This is why pertinent food labeling is imperative in the eyes of the organization.
"For those with food allergies, reading food labels can mean the difference between life or death," said Anne Munoz-Furlong, CEO and founder of FAAN, which, along with other groups and led by Food Allergy Initiative, helped push the Food Allergen and Consumer Protection Act (FALCPA) though Congress last August.
This bill will require tighter labeling requirements for all food makers operating in the US market from 1 January 2006.
The legislation will require that food manufacturers identify, "in plain, common language", the presence of any of the eight major food allergens - milk, egg, peanut, tree nut, fish, shellfish, wheat and soy, and was hailed as a victory by the allergy lobby groups.
"The health and safety of millions of Americans with allergies depends on their ability to understand the information and know there are no 'hidden' or 'undeclared' allergens in the product," said Munoz-Furlong.
As she explained to FoodnavigatorUSA.com, the legislation was drawn up on the back of voluntary guidelines for allergy labeling that had already been agreed with the food industry.
The new US rules also require that the FDA conducts inspections and issues a report within 18 months to ensure that food manufacturers are complying with practices "to reduce or eliminate cross-contact of a food with any major food allergens that are not intentional ingredients of the food".
Munoz-Furlong believes the legislation is a "good first step" - "even a seven year old will be able to understand the labeling".
However, she would now like the issue of "may contain" to be tackled. Through the new labeling the group hopes to minimize the use of "may contain", which, according to Munoz-Furlong, is doing nobody any favors by its ambiguity.
Instead, her organization is advising food companies to use clear, concise statements on their new labels, such as "contains no soy". They are also suggesting that this statement is placed next to the food ingredients panel so that the consumer does not have to search to find the correct information.
Munoz-Furlong has found the larger food companies receptive to changing their labeling and waking up to the needs of food allergy sufferer. "The smaller food companies won't do anything until it has been legislated as they are just looking at the cost of changing their labels," she said.
She also praised the food companies' generally helpful stance when consumers phoned their hotlines to ask about ingredients.
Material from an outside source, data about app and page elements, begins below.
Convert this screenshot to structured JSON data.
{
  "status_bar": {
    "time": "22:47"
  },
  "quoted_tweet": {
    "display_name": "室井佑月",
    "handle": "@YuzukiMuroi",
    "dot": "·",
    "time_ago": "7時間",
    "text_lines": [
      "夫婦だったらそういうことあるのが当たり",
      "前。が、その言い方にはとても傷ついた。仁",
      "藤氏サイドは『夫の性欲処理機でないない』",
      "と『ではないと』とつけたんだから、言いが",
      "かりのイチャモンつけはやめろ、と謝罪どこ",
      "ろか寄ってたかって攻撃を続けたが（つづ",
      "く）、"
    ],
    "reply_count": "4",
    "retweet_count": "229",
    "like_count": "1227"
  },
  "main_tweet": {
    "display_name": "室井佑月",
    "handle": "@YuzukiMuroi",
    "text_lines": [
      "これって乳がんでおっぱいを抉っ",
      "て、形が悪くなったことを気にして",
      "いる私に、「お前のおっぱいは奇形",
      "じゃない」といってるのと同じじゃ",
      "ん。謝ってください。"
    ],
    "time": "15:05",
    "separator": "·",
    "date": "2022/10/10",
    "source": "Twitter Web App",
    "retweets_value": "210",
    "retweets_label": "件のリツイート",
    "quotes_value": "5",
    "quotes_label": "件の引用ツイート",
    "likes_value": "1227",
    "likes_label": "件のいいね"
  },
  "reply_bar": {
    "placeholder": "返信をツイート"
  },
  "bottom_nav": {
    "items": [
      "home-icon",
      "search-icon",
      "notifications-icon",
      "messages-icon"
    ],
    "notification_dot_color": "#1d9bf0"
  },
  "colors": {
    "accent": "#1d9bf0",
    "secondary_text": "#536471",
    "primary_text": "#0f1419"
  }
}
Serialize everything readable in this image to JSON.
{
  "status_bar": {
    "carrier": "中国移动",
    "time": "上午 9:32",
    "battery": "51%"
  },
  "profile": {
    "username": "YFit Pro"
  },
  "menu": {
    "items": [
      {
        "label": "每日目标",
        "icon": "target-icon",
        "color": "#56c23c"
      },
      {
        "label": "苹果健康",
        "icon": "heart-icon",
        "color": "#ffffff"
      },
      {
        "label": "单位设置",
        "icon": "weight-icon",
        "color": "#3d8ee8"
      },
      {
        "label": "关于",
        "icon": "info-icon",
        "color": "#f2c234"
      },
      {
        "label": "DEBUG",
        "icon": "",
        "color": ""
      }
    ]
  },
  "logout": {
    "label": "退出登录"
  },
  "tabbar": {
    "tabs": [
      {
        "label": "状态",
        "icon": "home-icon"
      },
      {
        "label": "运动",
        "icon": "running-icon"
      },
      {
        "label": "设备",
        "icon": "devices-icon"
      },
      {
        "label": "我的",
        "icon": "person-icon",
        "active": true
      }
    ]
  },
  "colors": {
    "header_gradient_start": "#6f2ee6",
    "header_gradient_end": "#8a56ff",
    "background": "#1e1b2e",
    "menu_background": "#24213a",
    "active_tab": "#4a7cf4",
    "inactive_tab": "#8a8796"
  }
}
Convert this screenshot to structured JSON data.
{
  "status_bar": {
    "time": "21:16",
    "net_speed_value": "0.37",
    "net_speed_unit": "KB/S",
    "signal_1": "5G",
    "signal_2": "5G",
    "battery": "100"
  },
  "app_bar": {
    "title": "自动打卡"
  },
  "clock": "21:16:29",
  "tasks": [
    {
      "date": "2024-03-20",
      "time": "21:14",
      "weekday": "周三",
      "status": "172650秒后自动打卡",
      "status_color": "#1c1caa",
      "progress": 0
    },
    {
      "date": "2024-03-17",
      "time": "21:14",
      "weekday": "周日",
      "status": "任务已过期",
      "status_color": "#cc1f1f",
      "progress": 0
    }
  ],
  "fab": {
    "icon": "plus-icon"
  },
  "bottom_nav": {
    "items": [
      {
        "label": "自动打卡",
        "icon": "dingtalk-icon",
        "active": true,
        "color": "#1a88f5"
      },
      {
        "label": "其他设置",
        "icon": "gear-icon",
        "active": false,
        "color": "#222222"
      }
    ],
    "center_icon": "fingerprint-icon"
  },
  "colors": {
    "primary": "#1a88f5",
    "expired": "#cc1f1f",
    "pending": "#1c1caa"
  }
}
Eight foods account for 90 percent of all allergic reactions in the US, namely milk, eggs, peanuts, tree nuts (walnuts, almonds, pistachios), wheat, soy, fish, and shellfish. Symptoms can range from swelling of the lips, or tongue, shortness of breath or a drop in blood pressure and heart failure.
Munoz-Furlong pointed out, though, that despite the attention given to peanut allergies, the most widespread allergy suffered by Americans is that of fish and seafood, in particular salmon and shrimp, which effects around 6.5 million people - mainly adults - in the States. This is twice as many people as who are affected by allergies to peanuts and treenuts.
A food allergy occurs when the immune system mistakenly believes that a harmless substance is harmful. In its attempt to protect the body, the immune system creates IgE antibodies specific to that food. The next time the individual eats that food, the immune system releases massive amounts of chemicals and histamines in order to protect the body, thereby triggering allergic symptoms.
Food companies with questions about the new labeling legislation can contact FAAN .